Stem cell fate and cancer
The dense mass of the PCM that entraps the sister centrioles is itself disassembled at the end of cell division. The microtubules that are responsible for separating the genetic material also appear to be involved in pulling the PCM and centrioles apart. This tightly regulated process is critical to ensure that both daughter cells will later have the correct centrosome numbers when they divide. This is important to avoid missegregation of the genetic material, which may result in cell death or tumor formation. Interestingly, centrosomes have also been linked to the segregation of cell fate determinants. Gabriela Cabral explains: "When a stem cell divides, it doesn’t produce two identical daughter cells as normal cells do. It produces another stem cell and a daughter cell that may differentiate into one of many specialized cell types." What these cell fate determinants are and how they are distributed when a stem cell divides is another big question. However, it is known that centrosomes are also involved in this process. Alex Dammermann says: "Our results show that the PCM still harbors many surprises. One of our current research goals is to examine how this largely mysterious accumulation of cellular material is organized and we hope that a better knowledge of this will help us understand how centrosomes perform their manifold functions in the cell."

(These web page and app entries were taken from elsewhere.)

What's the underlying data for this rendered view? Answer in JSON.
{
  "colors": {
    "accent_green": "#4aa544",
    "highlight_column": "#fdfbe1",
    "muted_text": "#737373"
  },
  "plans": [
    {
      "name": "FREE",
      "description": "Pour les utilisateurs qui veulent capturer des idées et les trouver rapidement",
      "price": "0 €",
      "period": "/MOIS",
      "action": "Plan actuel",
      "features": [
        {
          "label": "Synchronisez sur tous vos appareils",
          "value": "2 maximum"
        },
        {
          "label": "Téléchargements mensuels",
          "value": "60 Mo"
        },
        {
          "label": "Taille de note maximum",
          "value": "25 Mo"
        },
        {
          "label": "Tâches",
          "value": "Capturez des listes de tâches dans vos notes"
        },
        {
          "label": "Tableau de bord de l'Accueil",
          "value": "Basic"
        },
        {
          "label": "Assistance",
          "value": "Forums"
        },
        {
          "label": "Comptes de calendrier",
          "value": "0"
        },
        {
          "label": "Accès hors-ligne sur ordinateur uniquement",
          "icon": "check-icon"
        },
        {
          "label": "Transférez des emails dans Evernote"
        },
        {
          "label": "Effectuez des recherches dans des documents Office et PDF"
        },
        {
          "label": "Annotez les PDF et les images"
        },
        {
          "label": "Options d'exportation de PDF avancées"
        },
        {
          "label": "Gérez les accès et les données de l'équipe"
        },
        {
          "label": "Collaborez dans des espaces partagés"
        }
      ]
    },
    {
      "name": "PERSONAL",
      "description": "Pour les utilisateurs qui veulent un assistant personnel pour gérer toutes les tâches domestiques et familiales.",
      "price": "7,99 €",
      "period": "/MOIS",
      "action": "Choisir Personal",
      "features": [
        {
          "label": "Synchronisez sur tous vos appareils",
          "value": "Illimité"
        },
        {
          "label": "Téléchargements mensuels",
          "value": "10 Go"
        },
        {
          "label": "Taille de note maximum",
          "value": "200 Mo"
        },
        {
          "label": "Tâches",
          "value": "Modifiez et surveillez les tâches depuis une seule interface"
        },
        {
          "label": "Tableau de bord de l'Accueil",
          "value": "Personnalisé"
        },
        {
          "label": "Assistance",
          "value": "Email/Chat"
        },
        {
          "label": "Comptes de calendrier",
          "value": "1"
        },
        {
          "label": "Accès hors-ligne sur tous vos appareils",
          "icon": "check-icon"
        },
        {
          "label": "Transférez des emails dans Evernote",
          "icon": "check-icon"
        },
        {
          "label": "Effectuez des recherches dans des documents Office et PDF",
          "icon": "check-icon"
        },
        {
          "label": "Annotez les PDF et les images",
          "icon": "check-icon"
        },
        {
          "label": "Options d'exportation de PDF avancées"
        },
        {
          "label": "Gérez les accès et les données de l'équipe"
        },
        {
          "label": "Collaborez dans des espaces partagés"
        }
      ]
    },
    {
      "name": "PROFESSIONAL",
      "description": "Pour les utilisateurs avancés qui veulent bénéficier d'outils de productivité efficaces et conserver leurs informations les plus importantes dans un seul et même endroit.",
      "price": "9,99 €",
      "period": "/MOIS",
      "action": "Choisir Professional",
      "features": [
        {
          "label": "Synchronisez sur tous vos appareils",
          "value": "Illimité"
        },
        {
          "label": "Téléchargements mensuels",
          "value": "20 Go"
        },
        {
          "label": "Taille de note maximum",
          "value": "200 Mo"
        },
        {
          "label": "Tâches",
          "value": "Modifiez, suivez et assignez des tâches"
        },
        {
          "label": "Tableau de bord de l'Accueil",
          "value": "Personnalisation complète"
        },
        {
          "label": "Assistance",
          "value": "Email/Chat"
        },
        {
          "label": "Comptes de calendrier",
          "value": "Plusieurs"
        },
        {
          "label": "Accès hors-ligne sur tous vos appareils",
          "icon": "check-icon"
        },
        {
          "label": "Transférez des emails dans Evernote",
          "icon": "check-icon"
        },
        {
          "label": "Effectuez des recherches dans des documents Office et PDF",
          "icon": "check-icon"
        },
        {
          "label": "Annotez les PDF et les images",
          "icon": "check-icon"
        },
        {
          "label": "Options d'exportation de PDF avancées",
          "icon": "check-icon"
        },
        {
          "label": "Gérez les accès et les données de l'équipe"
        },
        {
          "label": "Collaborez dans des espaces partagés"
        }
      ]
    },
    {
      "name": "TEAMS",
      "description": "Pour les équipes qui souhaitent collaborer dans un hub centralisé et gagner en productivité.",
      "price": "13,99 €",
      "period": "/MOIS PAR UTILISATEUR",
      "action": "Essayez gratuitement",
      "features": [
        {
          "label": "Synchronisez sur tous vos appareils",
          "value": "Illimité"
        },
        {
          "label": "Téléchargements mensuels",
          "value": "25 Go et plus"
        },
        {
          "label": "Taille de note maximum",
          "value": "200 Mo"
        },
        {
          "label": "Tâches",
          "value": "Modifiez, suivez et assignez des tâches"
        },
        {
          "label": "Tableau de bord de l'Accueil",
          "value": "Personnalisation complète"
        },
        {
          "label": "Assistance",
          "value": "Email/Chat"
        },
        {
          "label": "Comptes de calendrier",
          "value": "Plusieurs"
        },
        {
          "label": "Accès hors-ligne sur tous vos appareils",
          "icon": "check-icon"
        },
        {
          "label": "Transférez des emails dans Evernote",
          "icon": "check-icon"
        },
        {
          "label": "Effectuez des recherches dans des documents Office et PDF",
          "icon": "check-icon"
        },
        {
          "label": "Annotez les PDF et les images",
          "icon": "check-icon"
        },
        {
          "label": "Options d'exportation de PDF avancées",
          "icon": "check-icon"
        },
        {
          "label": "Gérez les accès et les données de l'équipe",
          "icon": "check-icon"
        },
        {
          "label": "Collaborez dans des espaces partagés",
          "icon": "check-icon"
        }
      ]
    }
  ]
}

source : http://www.sciencedaily.com/releases/2013/07/130723113707.htm